Are there Non-Drug Options?

Insomnia sufferers may get relief by treating an underlying illness or stopping a medication that might be causing the insomnia. But don’t stop or switch a medication without talking to your doctor first. Studies have found that improving your sleep habits can also help relieve chronic insomnia.

Poor sleep habits that may be contributing to your insomnia

  • Watching TV in bed
  • Computer work in bed
  • Drinking alcoholic or caffeinated drinks at night
  • Taking medicine late at night
  • Big meals late at night
  • Smoking at night
  • Lack of exercise
  • Exercise late at night
  • Busy or stressful activities late at night
  • Varying bedtimes
  • Varying wake-up times 
  • Spending too much time in bed tossing and turning
  • Late-day napping
  • Poor sleep environment

Cognitive behavioral therapy

One group of nondrug treatments—collectively known as cognitive behavioral therapy or CBT—has proved to be quite effective in treating insomnia.
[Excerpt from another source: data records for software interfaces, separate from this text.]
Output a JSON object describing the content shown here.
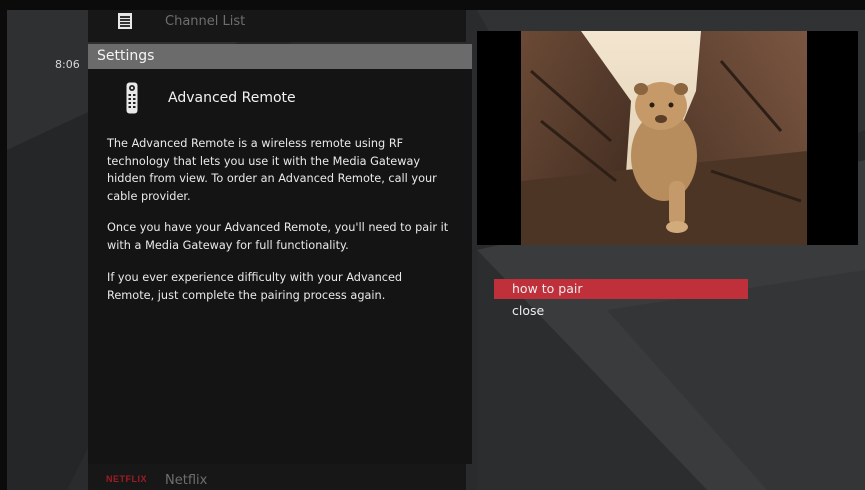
{
  "clock": "8:06",
  "channel_list": {
    "label": "Channel List",
    "icon": "list-icon"
  },
  "settings": {
    "header": "Settings",
    "title": "Advanced Remote",
    "icon": "remote-icon",
    "paragraphs": [
      "The Advanced Remote is a wireless remote using RF technology that lets you use it with the Media Gateway hidden from view. To order an Advanced Remote, call your cable provider.",
      "Once you have your Advanced Remote, you'll need to pair it with a Media Gateway for full functionality.",
      "If you ever experience difficulty with your Advanced Remote, just complete the pairing process again."
    ]
  },
  "netflix": {
    "logo": "NETFLIX",
    "label": "Netflix"
  },
  "preview": {
    "description_icon": "lion-cub-video-preview"
  },
  "actions": [
    {
      "label": "how to pair",
      "selected": true
    },
    {
      "label": "close",
      "selected": false
    }
  ],
  "colors": {
    "highlight": "#c0303b",
    "header": "#6b6b6c",
    "panel": "#141414",
    "netflix": "#9e1c23"
  }
}
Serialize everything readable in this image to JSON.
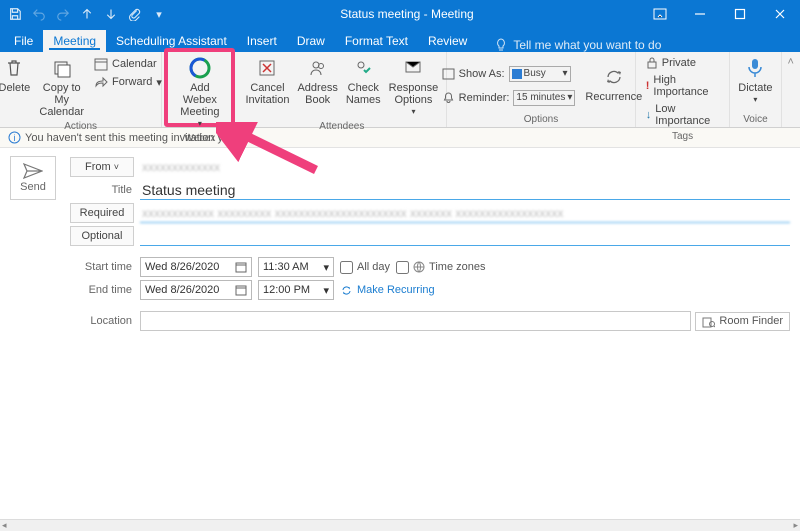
{
  "titlebar": {
    "title": "Status meeting  -  Meeting"
  },
  "tabs": {
    "file": "File",
    "meeting": "Meeting",
    "scheduling": "Scheduling Assistant",
    "insert": "Insert",
    "draw": "Draw",
    "format": "Format Text",
    "review": "Review",
    "tellme": "Tell me what you want to do"
  },
  "ribbon": {
    "actions": {
      "label": "Actions",
      "delete": "Delete",
      "copy": "Copy to My\nCalendar",
      "calendar": "Calendar",
      "forward": "Forward"
    },
    "webex": {
      "label": "Webex",
      "add": "Add Webex\nMeeting"
    },
    "attendees": {
      "label": "Attendees",
      "cancel": "Cancel\nInvitation",
      "address": "Address\nBook",
      "check": "Check\nNames",
      "response": "Response\nOptions"
    },
    "options": {
      "label": "Options",
      "showas_lbl": "Show As:",
      "showas_val": "Busy",
      "reminder_lbl": "Reminder:",
      "reminder_val": "15 minutes",
      "recurrence": "Recurrence"
    },
    "tags": {
      "label": "Tags",
      "private": "Private",
      "high": "High Importance",
      "low": "Low Importance"
    },
    "voice": {
      "label": "Voice",
      "dictate": "Dictate"
    }
  },
  "infobar": {
    "msg": "You haven't sent this meeting invitation yet."
  },
  "form": {
    "send": "Send",
    "from_lbl": "From",
    "from_val": "xxxxxxxxxxxxx",
    "title_lbl": "Title",
    "title_val": "Status meeting",
    "required_lbl": "Required",
    "required_val": "xxxxxxxxxxxx  xxxxxxxxx   xxxxxxxxxxxxxxxxxxxxxx   xxxxxxx   xxxxxxxxxxxxxxxxxx",
    "optional_lbl": "Optional",
    "start_lbl": "Start time",
    "end_lbl": "End time",
    "start_date": "Wed 8/26/2020",
    "start_time": "11:30 AM",
    "end_date": "Wed 8/26/2020",
    "end_time": "12:00 PM",
    "allday": "All day",
    "timezones": "Time zones",
    "make_recurring": "Make Recurring",
    "location_lbl": "Location",
    "roomfinder": "Room Finder"
  }
}
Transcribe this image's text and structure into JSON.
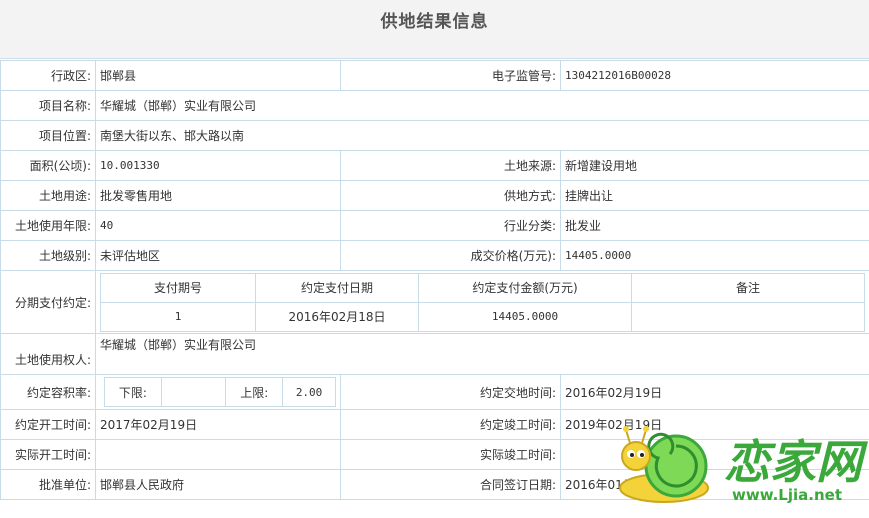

This involves getting help from a therapist to learn a new set of behaviors regarding sleep. For example, you might be prohibited from watching TV in bed, or be directed to get up at the same time every day. Or you might have your actual time in bed restricted while you “relearn” to associate being in bed with sleep.

You might also learn relaxation techniques and mental tricks to help you get to sleep. Generally, CBT involves three to six one-hour sessions with a trained therapist, plus directions for at-home activities.

Studies have found behavioral therapy to be effective—it helps 70 to 80 percent of people with chronic insomnia—and it appears to be at least as effective as sleeping pills. In some studies, a combination of the two has helped people the most.

For many people, behavioral therapy can provide a long-term solution for insomnia, as opposed to sleeping pills that treat only the symptoms but don’t address the underlying issues. If you see a primary-care doctor or therapist for chronic insomnia and they prescribe pills without mentioning behavioral therapy as an option, you should mention it. If they don’t know anything about it, finding a physician who does.


Consumer ReportsSleeping Pills for Insomnia: Which Ones Work Best? Consumer Reports Best Buy Drugs compares the effectiveness, safety, and price of the most common insomnia medications. Published May 2014.